[Task brief]
Reproduce the listing word for word, leaving every picture behind.

[Given records]
BEGIN

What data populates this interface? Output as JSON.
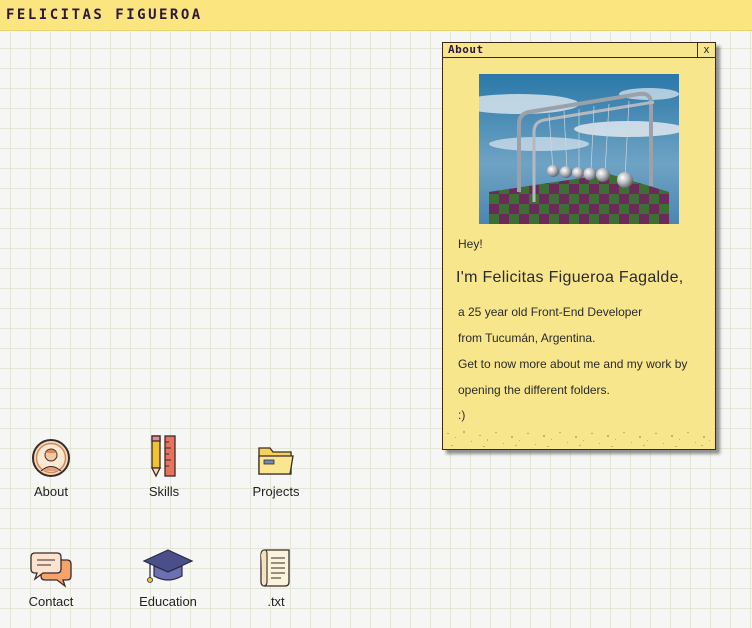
{
  "header": {
    "brand": "FELICITAS FIGUEROA"
  },
  "window": {
    "title": "About",
    "close_label": "x",
    "greeting": "Hey!",
    "headline": "I'm Felicitas Figueroa Fagalde,",
    "lines": [
      "a 25 year old Front-End Developer",
      "from Tucumán, Argentina.",
      "Get to now more about me and my work by",
      "opening the different folders.",
      ":)"
    ]
  },
  "desktop": {
    "icons": [
      {
        "label": "About",
        "icon": "user-avatar-icon"
      },
      {
        "label": "Skills",
        "icon": "pencil-ruler-icon"
      },
      {
        "label": "Projects",
        "icon": "folder-icon"
      },
      {
        "label": "Contact",
        "icon": "chat-bubbles-icon"
      },
      {
        "label": "Education",
        "icon": "graduation-cap-icon"
      },
      {
        "label": ".txt",
        "icon": "text-document-icon"
      }
    ]
  },
  "colors": {
    "accent": "#fbe57f",
    "window_bg": "#f8e68c",
    "brand_text": "#2c1740"
  }
}
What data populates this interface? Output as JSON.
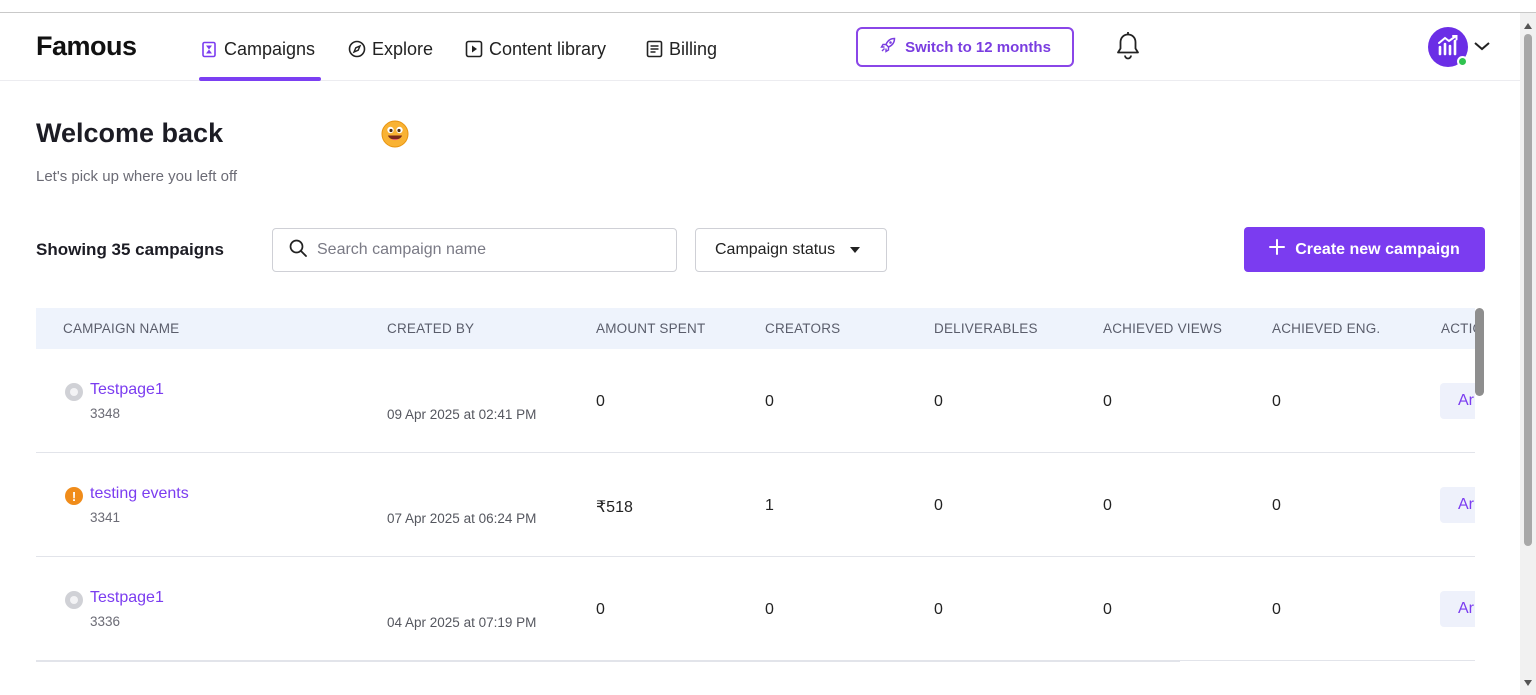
{
  "app": {
    "logo": "Famous"
  },
  "nav": {
    "items": [
      {
        "label": "Campaigns",
        "icon": "hourglass-icon",
        "active": true
      },
      {
        "label": "Explore",
        "icon": "compass-icon"
      },
      {
        "label": "Content library",
        "icon": "play-square-icon"
      },
      {
        "label": "Billing",
        "icon": "document-icon"
      }
    ]
  },
  "header": {
    "switch_label": "Switch to 12 months",
    "switch_icon": "rocket-icon",
    "bell_icon": "bell-icon",
    "avatar_icon": "chart-growth-icon",
    "online_color": "#2fc34f"
  },
  "welcome": {
    "title": "Welcome back",
    "emoji": "grinning-face",
    "subtitle": "Let's pick up where you left off"
  },
  "toolbar": {
    "showing": "Showing 35 campaigns",
    "search_placeholder": "Search campaign name",
    "status_filter": "Campaign status",
    "create_label": "Create new campaign"
  },
  "table": {
    "headers": [
      "CAMPAIGN NAME",
      "CREATED BY",
      "AMOUNT SPENT",
      "CREATORS",
      "DELIVERABLES",
      "ACHIEVED VIEWS",
      "ACHIEVED ENG.",
      "ACTIO"
    ],
    "rows": [
      {
        "status": "inactive",
        "name": "Testpage1",
        "id": "3348",
        "created_at": "09 Apr 2025 at 02:41 PM",
        "amount": "0",
        "creators": "0",
        "deliverables": "0",
        "views": "0",
        "engagement": "0",
        "action": "Ar"
      },
      {
        "status": "warning",
        "name": "testing events",
        "id": "3341",
        "created_at": "07 Apr 2025 at 06:24 PM",
        "amount": "₹518",
        "creators": "1",
        "deliverables": "0",
        "views": "0",
        "engagement": "0",
        "action": "Ar"
      },
      {
        "status": "inactive",
        "name": "Testpage1",
        "id": "3336",
        "created_at": "04 Apr 2025 at 07:19 PM",
        "amount": "0",
        "creators": "0",
        "deliverables": "0",
        "views": "0",
        "engagement": "0",
        "action": "Ar"
      }
    ]
  },
  "colors": {
    "brand": "#7b3cf0",
    "header_bg": "#eef3fc",
    "warning": "#f08c1a"
  }
}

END

[Task result]
What data populates this interface? Output as JSON.
{
  "header": {
    "brand": "FELICITAS FIGUEROA"
  },
  "window": {
    "title": "About",
    "close_label": "x",
    "greeting": "Hey!",
    "headline": "I'm Felicitas Figueroa Fagalde,",
    "lines": [
      "a 25 year old Front-End Developer",
      "from Tucumán, Argentina.",
      "Get to now more about me and my work by",
      "opening the different folders.",
      ":)"
    ]
  },
  "desktop": {
    "icons": [
      {
        "label": "About",
        "icon": "user-avatar-icon"
      },
      {
        "label": "Skills",
        "icon": "pencil-ruler-icon"
      },
      {
        "label": "Projects",
        "icon": "folder-icon"
      },
      {
        "label": "Contact",
        "icon": "chat-bubbles-icon"
      },
      {
        "label": "Education",
        "icon": "graduation-cap-icon"
      },
      {
        "label": ".txt",
        "icon": "text-document-icon"
      }
    ]
  },
  "colors": {
    "accent": "#fbe57f",
    "window_bg": "#f8e68c",
    "brand_text": "#2c1740"
  }
}
What data populates this interface? Output as JSON.
{
  "app": {
    "logo": "Famous"
  },
  "nav": {
    "items": [
      {
        "label": "Campaigns",
        "icon": "hourglass-icon",
        "active": true
      },
      {
        "label": "Explore",
        "icon": "compass-icon"
      },
      {
        "label": "Content library",
        "icon": "play-square-icon"
      },
      {
        "label": "Billing",
        "icon": "document-icon"
      }
    ]
  },
  "header": {
    "switch_label": "Switch to 12 months",
    "switch_icon": "rocket-icon",
    "bell_icon": "bell-icon",
    "avatar_icon": "chart-growth-icon",
    "online_color": "#2fc34f"
  },
  "welcome": {
    "title": "Welcome back",
    "emoji": "grinning-face",
    "subtitle": "Let's pick up where you left off"
  },
  "toolbar": {
    "showing": "Showing 35 campaigns",
    "search_placeholder": "Search campaign name",
    "status_filter": "Campaign status",
    "create_label": "Create new campaign"
  },
  "table": {
    "headers": [
      "CAMPAIGN NAME",
      "CREATED BY",
      "AMOUNT SPENT",
      "CREATORS",
      "DELIVERABLES",
      "ACHIEVED VIEWS",
      "ACHIEVED ENG.",
      "ACTIO"
    ],
    "rows": [
      {
        "status": "inactive",
        "name": "Testpage1",
        "id": "3348",
        "created_at": "09 Apr 2025 at 02:41 PM",
        "amount": "0",
        "creators": "0",
        "deliverables": "0",
        "views": "0",
        "engagement": "0",
        "action": "Ar"
      },
      {
        "status": "warning",
        "name": "testing events",
        "id": "3341",
        "created_at": "07 Apr 2025 at 06:24 PM",
        "amount": "₹518",
        "creators": "1",
        "deliverables": "0",
        "views": "0",
        "engagement": "0",
        "action": "Ar"
      },
      {
        "status": "inactive",
        "name": "Testpage1",
        "id": "3336",
        "created_at": "04 Apr 2025 at 07:19 PM",
        "amount": "0",
        "creators": "0",
        "deliverables": "0",
        "views": "0",
        "engagement": "0",
        "action": "Ar"
      }
    ]
  },
  "colors": {
    "brand": "#7b3cf0",
    "header_bg": "#eef3fc",
    "warning": "#f08c1a"
  }
}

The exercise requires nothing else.